Alaska’s hovercraft-riding moose hunter faces legal slog

By Robin Bravender | 03/22/2016 01:16 PM EDT

The Supreme Court today strongly asserted Alaska’s uniqueness when it comes to federal regulation of public lands in a win for the state and Native groups hoping to limit the government’s reach. But John Sturgeon — whose hovercraft is at the center of the case decided today — faces uncertainty and more litigation.

Article updated at 5:18 p.m. EDT.

The Supreme Court today strongly asserted Alaska’s uniqueness when it comes to federal regulation of public lands in a win for the state and Native groups hoping to limit the government’s reach.

But the justices’ unanimous opinion in the case Sturgeon v. Frost did little to answer whether John Sturgeon — who brought the case in 2011 — will be able to use his hovercraft to hunt moose within a national preserve. Instead, the justices sent the case back to a lower court to hammer out some of the thornier issues, meaning Sturgeon may face years of more litigation.


"That they overturned it means that we were right," Sturgeon said today. But the move to send the case back to the San Francisco-based 9th U.S. Circuit Court of Appeals "is kind of depressing," he added. "I don’t know what that means."

Sturgeon brought the lawsuit against the National Park Service after he and his friends were stopped by enforcement agents in 2007 while hunting in the Yukon-Charley Rivers National Preserve in eastern Alaska. The officials warned Sturgeon that his hovercraft was barred under federal rules.

But Sturgeon and his attorneys have argued in court that a 1980 law titled the Alaska National Interest Lands Conservation Act — dubbed ANILCA — limits the applicability of Park Service regulations to federally owned lands within park area boundaries. Because Alaska owns its navigable waters and the land beneath them, "NPS may not regulate them pursuant to its general authority to manage national parks," Sturgeon’s attorneys said in a brief to the court.

In today’s unanimous 8-0 opinion penned by Chief Justice John Roberts, the court dealt with the complicated issues in the case by rejecting the 9th Circuit’s reasoning while punting on other major issues that arose in the lawsuit (Greenwire, March 22).

The justices rejected the 9th Circuit’s view that "the Park Service may enforce nationally applicable regulations on both ‘public’ and ‘non-public’ property within the boundaries of conservation system units in Alaska, because such regulations do not apply ‘solely to public lands within such units.’"

In that decision, the 9th Circuit judges found that ANILCA barred regulations applicable "solely" to public lands within conservation system units. "NPS’s hovercraft ban is not so constrained, and it applies to federally owned lands and waters," they said.

During oral arguments in Sturgeon’s case earlier this year, the justices sharply criticized the 9th Circuit’s reasoning (Greenwire, Jan. 20).

"ANILCA itself accordingly carves out numerous Alaska specific exceptions to the Park Service’s general authority over federally managed preservation areas," Roberts wrote. "All those Alaska-specific provisions reflect the simple truth that Alaska is often the exception, not the rule.

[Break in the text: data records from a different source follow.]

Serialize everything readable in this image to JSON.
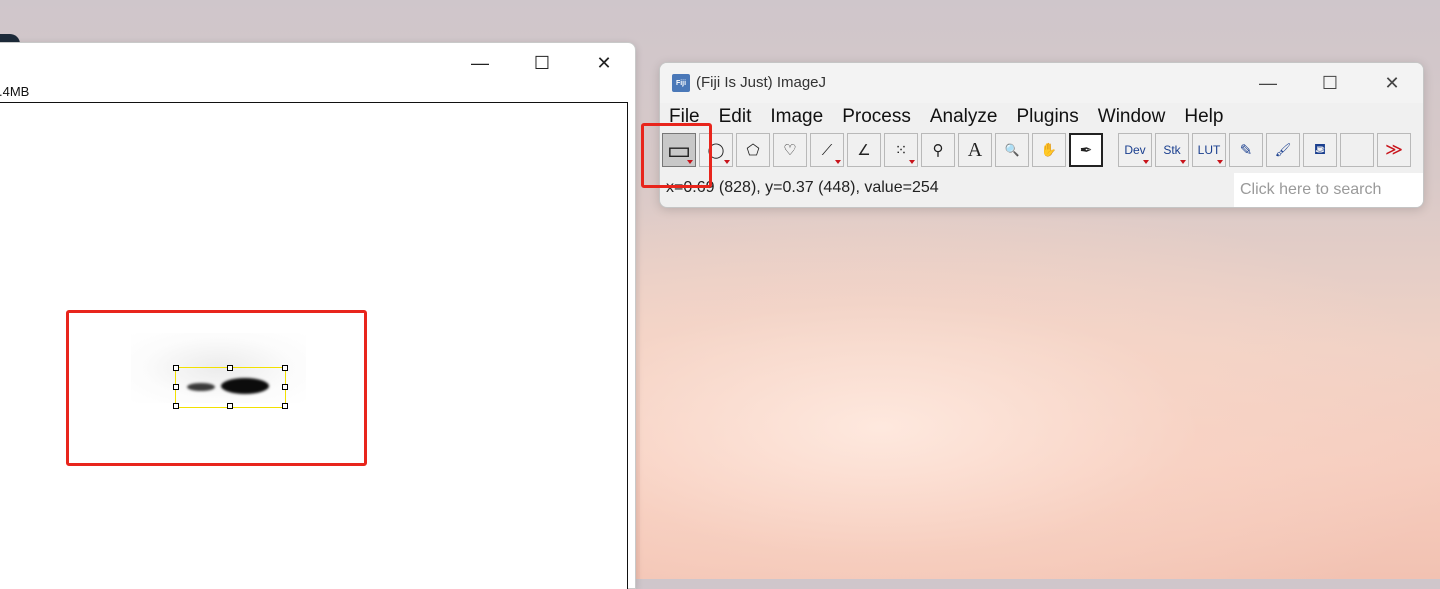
{
  "image_window": {
    "subtitle": ".4MB",
    "controls": {
      "minimize": "—",
      "maximize": "☐",
      "close": "✕"
    }
  },
  "imagej": {
    "logo": "Fiji",
    "title": "(Fiji Is Just) ImageJ",
    "controls": {
      "minimize": "—",
      "maximize": "☐",
      "close": "✕"
    },
    "menu": [
      "File",
      "Edit",
      "Image",
      "Process",
      "Analyze",
      "Plugins",
      "Window",
      "Help"
    ],
    "tools": [
      {
        "name": "rectangle-tool",
        "glyph": "▭"
      },
      {
        "name": "oval-tool",
        "glyph": "◯"
      },
      {
        "name": "polygon-tool",
        "glyph": "⬠"
      },
      {
        "name": "freehand-tool",
        "glyph": "♡"
      },
      {
        "name": "line-tool",
        "glyph": "⟋"
      },
      {
        "name": "angle-tool",
        "glyph": "∠"
      },
      {
        "name": "point-tool",
        "glyph": "⁙"
      },
      {
        "name": "wand-tool",
        "glyph": "⚲"
      },
      {
        "name": "text-tool",
        "glyph": "A"
      },
      {
        "name": "magnifier-tool",
        "glyph": "🔍"
      },
      {
        "name": "hand-tool",
        "glyph": "✋"
      },
      {
        "name": "color-picker-tool",
        "glyph": "✒"
      },
      {
        "name": "dev-menu",
        "glyph": "Dev"
      },
      {
        "name": "stk-menu",
        "glyph": "Stk"
      },
      {
        "name": "lut-menu",
        "glyph": "LUT"
      },
      {
        "name": "pencil-tool",
        "glyph": "✎"
      },
      {
        "name": "brush-tool",
        "glyph": "🖌"
      },
      {
        "name": "flood-fill-tool",
        "glyph": "⛾"
      },
      {
        "name": "blank-slot",
        "glyph": ""
      },
      {
        "name": "more-tools",
        "glyph": "≫"
      }
    ],
    "status": "x=0.69 (828), y=0.37 (448), value=254",
    "search_placeholder": "Click here to search"
  },
  "colors": {
    "highlight": "#e8251c",
    "roi": "#f2e100"
  }
}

Yet the reading below would prevent the Park Service from recognizing Alaska’s unique conditions."

But Roberts and his colleagues refused to consider several other complicated issues raised in the case, including whether the Nation River qualifies as "public land" under ANILCA and whether the Park Service has separate authority to ban Sturgeon’s hovercraft, even if the river is not "public land" under the law.

"We leave those arguments to the lower courts for consideration as necessary," the opinion says.

That means Sturgeon’s court battle is likely far from over.

"As to the rivers, it really punts on that," said Robert Anderson, a visiting professor at Harvard Law School. "It’ll be at least a couple more years of litigation."

The decision won’t have national significance because it "applied only for Alaska," Anderson said. But it was important for Native Alaskan groups concerned about government regulations reaching into private property within conservation units. "They protected the Native corporation lands" from the Ninth Circuit’s broad ruling, Anderson said.

As for Sturgeon, the lawsuit so far has cost him more than $750,000, he said today. He’s gotten financial support from outside groups backing him in the case. "People have been very, very generous, but you can only raise so much money and I don’t know what I’m going to do," he said.

Click here to read the court’s opinion.